Another cause would be excessive internal wear of the pump. Over time, the pistons move in and out of the barrel, causing internal wear that opens the clearances and allows the internal leakage rate to increase. This movement of oil from high to low pressure will cause excessive heat that can be identified using thermal imaging. Trending the case temperature will reveal a slight rise over time and point to this potential problem. (Adding a flow meter to the case drain line of the piston pump would also allow personnel to see an increased leakage rate.)
The fact is that, unless a plant has condition-monitoring devices installed on its hydraulic systems, technicians and operators will always be in a reactive, or firefighting, mode.
Develop reliability scorecards
Given the fact that reliability in industry is based on measuring and improving, among other things, maintenance practices, equipment service life, and production processes, scorecards can be very effective tools.
Before a site can develop reliability scorecards, its reliability engineer, or team, and the production manager must first determine target-operating parameters. This will establish a baseline from which everything will be measured. While some facilities are willing to endure variances in their operating cycle times, some cannot due to tight production schedules and the need to produce specified numbers of products per hour.
Table I is an example of a typical reliability scorecard. In it, all operating parameters are spelled out in detail. Posted on the equipment to which it applies, this information should allow personnel to clearly understand what the machine is designed to do, as well as when it is not serving its intended design purpose and has functionally failed.

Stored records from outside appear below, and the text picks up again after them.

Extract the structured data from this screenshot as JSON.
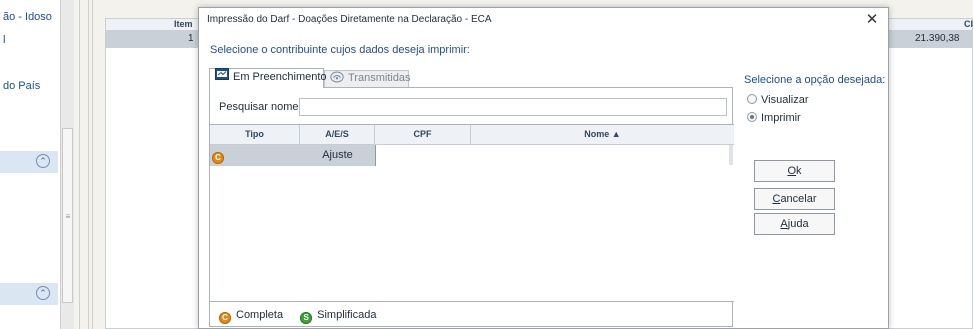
{
  "background": {
    "left_panel_items": [
      "ão - Idoso",
      "l",
      "do País"
    ],
    "table": {
      "col_item": "Item",
      "col_right": "Cl",
      "row_item": "1",
      "row_value": "21.390,38"
    }
  },
  "dialog": {
    "title": "Impressão do Darf - Doações Diretamente na Declaração - ECA",
    "close": "✕",
    "subtitle": "Selecione o contribuinte cujos dados deseja imprimir:",
    "tabs": [
      {
        "label": "Em Preenchimento",
        "icon": "form-icon",
        "active": true
      },
      {
        "label": "Transmitidas",
        "icon": "transmit-icon",
        "active": false
      }
    ],
    "search": {
      "label": "Pesquisar nome:",
      "value": ""
    },
    "grid": {
      "columns": [
        "Tipo",
        "A/E/S",
        "CPF",
        "Nome ▲"
      ],
      "rows": [
        {
          "tipo_icon": "C",
          "aes": "Ajuste",
          "cpf": "",
          "nome": ""
        }
      ]
    },
    "legend": [
      {
        "icon": "C",
        "label": "Completa",
        "color": "#e38a16"
      },
      {
        "icon": "S",
        "label": "Simplificada",
        "color": "#3ea23a"
      }
    ],
    "options": {
      "label": "Selecione a opção desejada:",
      "items": [
        {
          "label": "Visualizar",
          "selected": false
        },
        {
          "label": "Imprimir",
          "selected": true
        }
      ]
    },
    "buttons": {
      "ok": {
        "mnemonic": "O",
        "rest": "k"
      },
      "cancel": {
        "mnemonic": "C",
        "rest": "ancelar"
      },
      "help": {
        "mnemonic": "A",
        "rest": "juda"
      }
    }
  },
  "colors": {
    "accent_text": "#1d4f91",
    "selection_band": "#dbe6f3",
    "row_highlight": "#c9d0d8"
  }
}
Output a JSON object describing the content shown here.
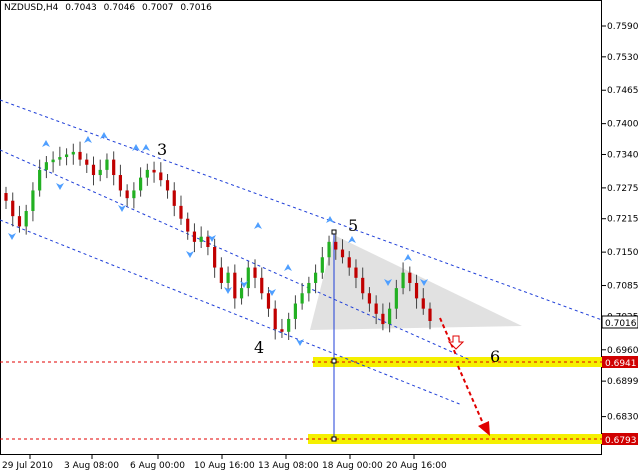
{
  "header": {
    "symbol": "NZDUSD,H4",
    "open": "0.7043",
    "high": "0.7046",
    "low": "0.7007",
    "close": "0.7016"
  },
  "colors": {
    "background": "#ffffff",
    "bull_candle": "#22b022",
    "bear_candle": "#c00000",
    "channel_line": "#1f3fd8",
    "level_line": "#e00000",
    "level_band": "#f5f000",
    "triangle": "#dcdcdc",
    "fractal_arrow": "#4f9fff",
    "forecast_arrow": "#e00000",
    "current_price_label_bg": "#ffffff",
    "level_label_bg": "#d00000"
  },
  "chart_data": {
    "type": "candlestick",
    "title": "NZDUSD,H4",
    "ylim": [
      0.6765,
      0.7625
    ],
    "y_ticks": [
      "0.7590",
      "0.7530",
      "0.7465",
      "0.7400",
      "0.7340",
      "0.7275",
      "0.7215",
      "0.7150",
      "0.7085",
      "0.7025",
      "0.6960",
      "0.6899",
      "0.6830"
    ],
    "x_ticks": [
      "29 Jul 2010",
      "3 Aug 08:00",
      "6 Aug 00:00",
      "10 Aug 16:00",
      "13 Aug 08:00",
      "18 Aug 00:00",
      "20 Aug 16:00"
    ],
    "grid": false,
    "current_price": "0.7016",
    "levels": [
      {
        "label": "0.6941",
        "value": 0.6941
      },
      {
        "label": "0.6793",
        "value": 0.6793
      }
    ],
    "wave_labels": [
      "3",
      "4",
      "5",
      "6"
    ],
    "candles_close_path": [
      0.725,
      0.722,
      0.72,
      0.723,
      0.727,
      0.731,
      0.7325,
      0.733,
      0.7335,
      0.734,
      0.7345,
      0.733,
      0.732,
      0.73,
      0.731,
      0.733,
      0.73,
      0.727,
      0.7255,
      0.727,
      0.7295,
      0.731,
      0.7305,
      0.729,
      0.727,
      0.724,
      0.7215,
      0.719,
      0.717,
      0.718,
      0.716,
      0.712,
      0.709,
      0.711,
      0.706,
      0.708,
      0.712,
      0.71,
      0.707,
      0.704,
      0.7,
      0.6995,
      0.702,
      0.705,
      0.707,
      0.709,
      0.711,
      0.714,
      0.717,
      0.7155,
      0.714,
      0.712,
      0.71,
      0.707,
      0.705,
      0.703,
      0.701,
      0.704,
      0.708,
      0.711,
      0.709,
      0.706,
      0.704,
      0.7016
    ]
  }
}
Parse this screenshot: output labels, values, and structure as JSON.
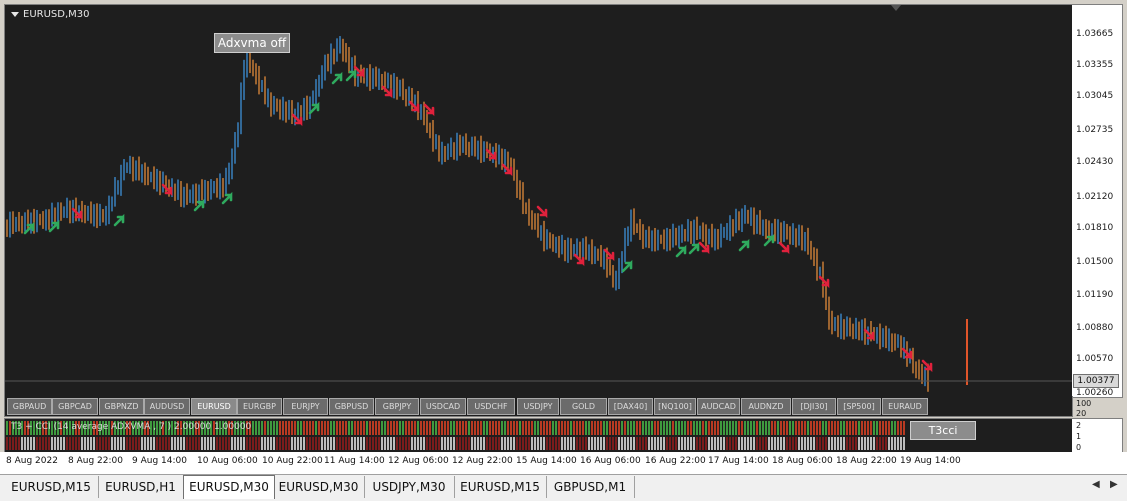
{
  "chart": {
    "title": "EURUSD,M30",
    "overlay_button": "Adxvma off",
    "price_labels": [
      "1.03665",
      "1.03355",
      "1.03045",
      "1.02735",
      "1.02430",
      "1.02120",
      "1.01810",
      "1.01500",
      "1.01190",
      "1.00880",
      "1.00570",
      "1.00260"
    ],
    "current_price": "1.00377"
  },
  "symbols": [
    "GBPAUD",
    "GBPCAD",
    "GBPNZD",
    "AUDUSD",
    "EURUSD",
    "EURGBP",
    "EURJPY",
    "GBPUSD",
    "GBPJPY",
    "USDCAD",
    "USDCHF",
    "USDJPY",
    "GOLD",
    "[DAX40]",
    "[NQ100]",
    "AUDCAD",
    "AUDNZD",
    "[DJI30]",
    "[SP500]",
    "EURAUD"
  ],
  "indicator": {
    "title": "T3 + CCI (14 average ADXVMA , 7 ) 2.00000 1.00000",
    "button": "T3cci",
    "axis_labels": [
      "100",
      "20",
      "2",
      "1",
      "0"
    ]
  },
  "time_labels": [
    "8 Aug 2022",
    "8 Aug 22:00",
    "9 Aug 14:00",
    "10 Aug 06:00",
    "10 Aug 22:00",
    "11 Aug 14:00",
    "12 Aug 06:00",
    "12 Aug 22:00",
    "15 Aug 14:00",
    "16 Aug 06:00",
    "16 Aug 22:00",
    "17 Aug 14:00",
    "18 Aug 06:00",
    "18 Aug 22:00",
    "19 Aug 14:00"
  ],
  "tabs": [
    "EURUSD,M15",
    "EURUSD,H1",
    "EURUSD,M30",
    "EURUSD,M30",
    "USDJPY,M30",
    "EURUSD,M15",
    "GBPUSD,M1"
  ],
  "active_tab_index": 2,
  "colors": {
    "bull": "#3d8fd6",
    "bear": "#e0893a",
    "buy_arrow": "#2faa5e",
    "sell_arrow": "#e0213c",
    "ind_green": "#3f9a3f",
    "ind_red": "#b83a22"
  }
}
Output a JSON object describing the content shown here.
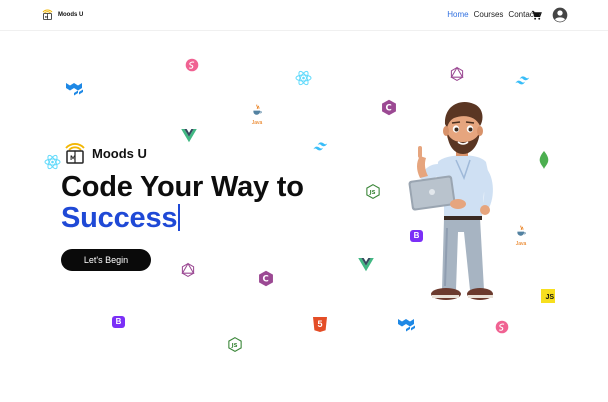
{
  "brand": {
    "name": "Moods U",
    "hero_name": "Moods U"
  },
  "nav": {
    "home": "Home",
    "courses": "Courses",
    "contact": "Contact"
  },
  "hero": {
    "line1": "Code Your Way to",
    "line2": "Success",
    "cta": "Let's Begin"
  },
  "tech_labels": {
    "java": "Java",
    "js": "JS",
    "html5": "5",
    "bootstrap": "B",
    "c": "C"
  },
  "colors": {
    "accent_blue": "#1f49d6",
    "nav_active": "#2f6fe0",
    "react": "#61dafb",
    "mui": "#1e88e5",
    "vue": "#41b883",
    "vue_dark": "#35495e",
    "tailwind": "#38bdf8",
    "graphql": "#e10098",
    "sass": "#f06292",
    "bootstrap": "#7b2ff7",
    "node": "#3c873a",
    "html5": "#e44d26",
    "js": "#f7df1e",
    "mongodb": "#4caf50",
    "c_lang": "#9b4993"
  },
  "icons": [
    "brand-logo-icon",
    "cart-icon",
    "account-icon",
    "react-icon",
    "material-ui-icon",
    "sass-icon",
    "java-icon",
    "vue-icon",
    "c-lang-icon",
    "tailwind-icon",
    "graphql-icon",
    "nodejs-icon",
    "bootstrap-icon",
    "html5-icon",
    "mongodb-icon",
    "javascript-icon"
  ]
}
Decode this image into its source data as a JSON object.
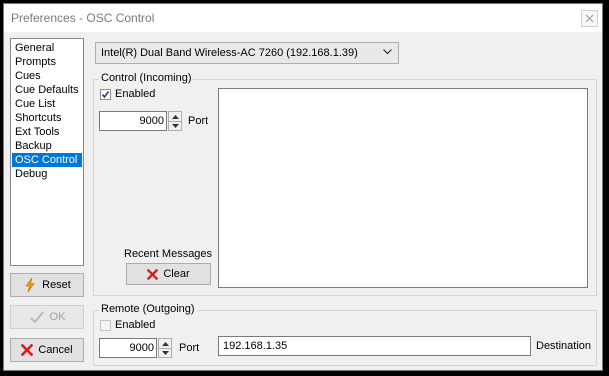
{
  "window": {
    "title": "Preferences - OSC Control"
  },
  "sidebar": {
    "items": [
      {
        "label": "General"
      },
      {
        "label": "Prompts"
      },
      {
        "label": "Cues"
      },
      {
        "label": "Cue Defaults"
      },
      {
        "label": "Cue List"
      },
      {
        "label": "Shortcuts"
      },
      {
        "label": "Ext Tools"
      },
      {
        "label": "Backup"
      },
      {
        "label": "OSC Control"
      },
      {
        "label": "Debug"
      }
    ],
    "selected": "OSC Control"
  },
  "buttons": {
    "reset": "Reset",
    "ok": "OK",
    "cancel": "Cancel"
  },
  "network_adapter": {
    "selected": "Intel(R) Dual Band Wireless-AC 7260 (192.168.1.39)"
  },
  "control_incoming": {
    "group_label": "Control (Incoming)",
    "enabled_label": "Enabled",
    "enabled": true,
    "port_value": "9000",
    "port_label": "Port",
    "recent_messages_label": "Recent Messages",
    "clear_label": "Clear"
  },
  "remote_outgoing": {
    "group_label": "Remote (Outgoing)",
    "enabled_label": "Enabled",
    "enabled": false,
    "port_value": "9000",
    "port_label": "Port",
    "destination_value": "192.168.1.35",
    "destination_label": "Destination"
  },
  "colors": {
    "selection": "#0078d7",
    "window_bg": "#f0f0f0",
    "reset_icon": "#f0a000",
    "cancel_icon": "#d42020",
    "clear_icon": "#d42020"
  },
  "icons": {
    "reset": "lightning-icon",
    "ok": "checkmark-icon",
    "cancel": "x-icon",
    "clear": "x-icon",
    "close": "close-icon",
    "dropdown": "chevron-down-icon"
  }
}
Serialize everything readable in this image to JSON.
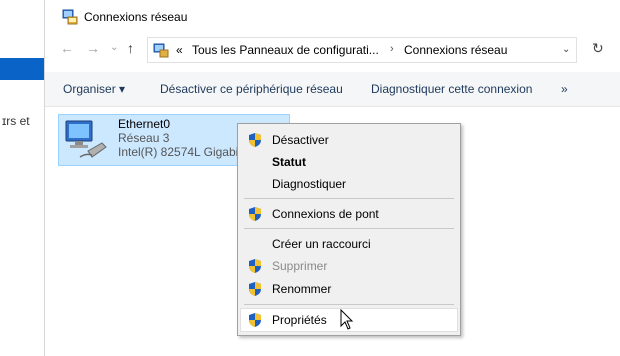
{
  "window": {
    "title": "Connexions réseau"
  },
  "background": {
    "sidebar_text": "ɪrs et"
  },
  "address_bar": {
    "prefix": "«",
    "crumbs": [
      "Tous les Panneaux de configurati...",
      "Connexions réseau"
    ],
    "separator": "›"
  },
  "toolbar": {
    "organize": "Organiser ▾",
    "disable": "Désactiver ce périphérique réseau",
    "diagnose": "Diagnostiquer cette connexion",
    "more": "»"
  },
  "connection": {
    "name": "Ethernet0",
    "network": "Réseau 3",
    "adapter": "Intel(R) 82574L Gigabit"
  },
  "context_menu": {
    "items": [
      {
        "label": "Désactiver",
        "icon": "shield-icon",
        "enabled": true,
        "bold": false
      },
      {
        "label": "Statut",
        "icon": "",
        "enabled": true,
        "bold": true
      },
      {
        "label": "Diagnostiquer",
        "icon": "",
        "enabled": true,
        "bold": false
      },
      {
        "label": "Connexions de pont",
        "icon": "shield-icon",
        "enabled": true,
        "bold": false
      },
      {
        "label": "Créer un raccourci",
        "icon": "",
        "enabled": true,
        "bold": false
      },
      {
        "label": "Supprimer",
        "icon": "shield-icon",
        "enabled": false,
        "bold": false
      },
      {
        "label": "Renommer",
        "icon": "shield-icon",
        "enabled": true,
        "bold": false
      },
      {
        "label": "Propriétés",
        "icon": "shield-icon",
        "enabled": true,
        "bold": false
      }
    ]
  },
  "colors": {
    "selection": "#cce8ff",
    "selection_border": "#99d1ff",
    "menu_bg": "#f0f0f0",
    "accent_blue": "#0a64c8"
  }
}
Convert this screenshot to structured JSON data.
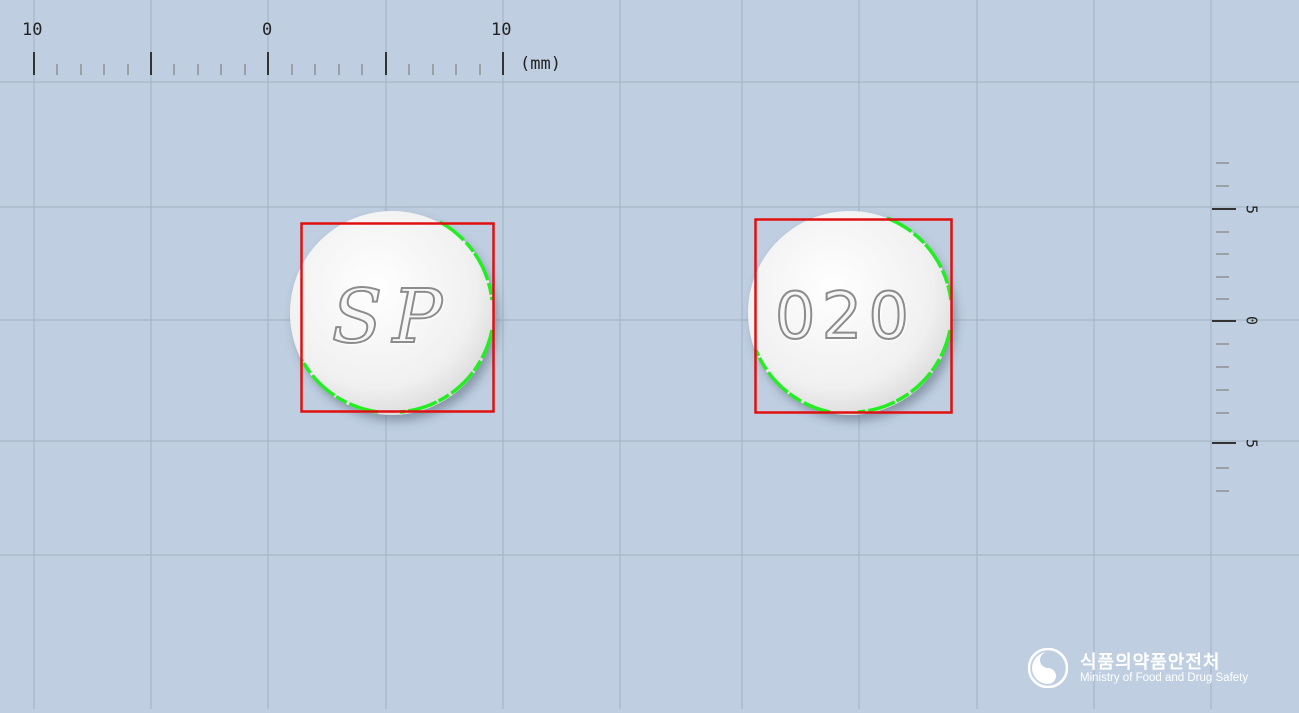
{
  "ruler_top": {
    "labels": [
      "10",
      "0",
      "10"
    ],
    "unit": "(mm)"
  },
  "ruler_side": {
    "labels": [
      "5",
      "0",
      "5"
    ]
  },
  "pills": [
    {
      "imprint": "SP",
      "color": "#f4f4f4"
    },
    {
      "imprint": "020",
      "color": "#f4f4f4"
    }
  ],
  "colors": {
    "background": "#bfcfe1",
    "grid": "#a7b7c8",
    "detection_box": "#e01010",
    "edge_trace": "#22ee22"
  },
  "logo": {
    "name_ko": "식품의약품안전처",
    "name_en": "Ministry of Food and Drug Safety",
    "icon": "mfds-emblem-icon"
  }
}
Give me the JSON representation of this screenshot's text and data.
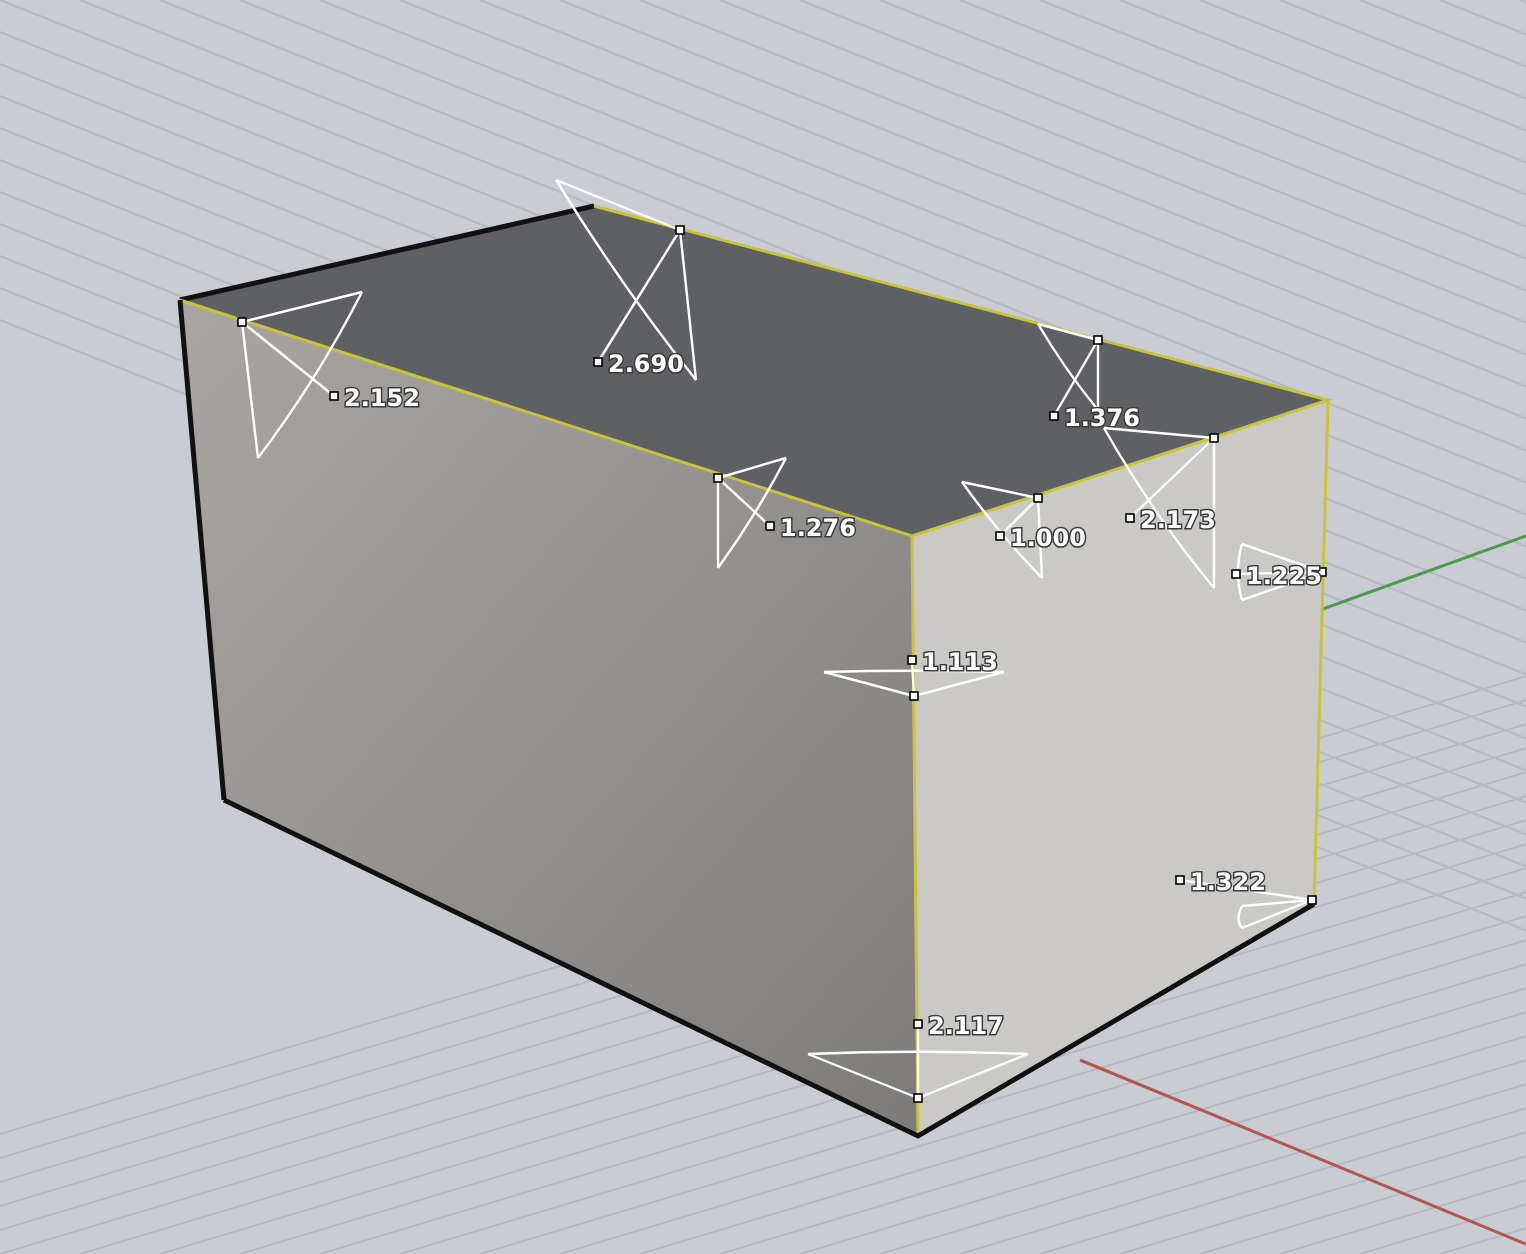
{
  "viewport": {
    "annotations": [
      {
        "text": "2.152"
      },
      {
        "text": "2.690"
      },
      {
        "text": "1.376"
      },
      {
        "text": "1.276"
      },
      {
        "text": "1.000"
      },
      {
        "text": "2.173"
      },
      {
        "text": "1.225"
      },
      {
        "text": "1.113"
      },
      {
        "text": "1.322"
      },
      {
        "text": "2.117"
      }
    ]
  }
}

Such scorecards give operators and maintenance teams (including PdM technicians) the answers to four crucial questions:
• What do I check?
• What do I check with?
• Where do I check?
• What should I expect to read?
The increasing complexity of hydraulic systems and often-vague PdM checklists that many OEMs and suppliers recommend make the explicit information in these reliability scorecards ever more valuable for plant personnel.
Words to the wise
Sites that are truly seeking better ways to manage their hydraulic systems and, in the process, eliminate problems that could result in catastrophic failures, would do well to adopt these predictive-maintenance strategies. They can help increase a plant’s profitability by removing the avoidance costs of what it’s currently spending on repairs and send the savings back to the bottom line. MT
Information in this article was provided by Paul Craven, CFPHS. Craven manages one of Motion Industries’ (Birmingham, AL) repair shops in Pensacola, FL. Certified by the International Fluid Power Society as a Fluid Power Hydraulic Specialist, he has worked in the field for 25+ years. For more information, visit motionindustries.com.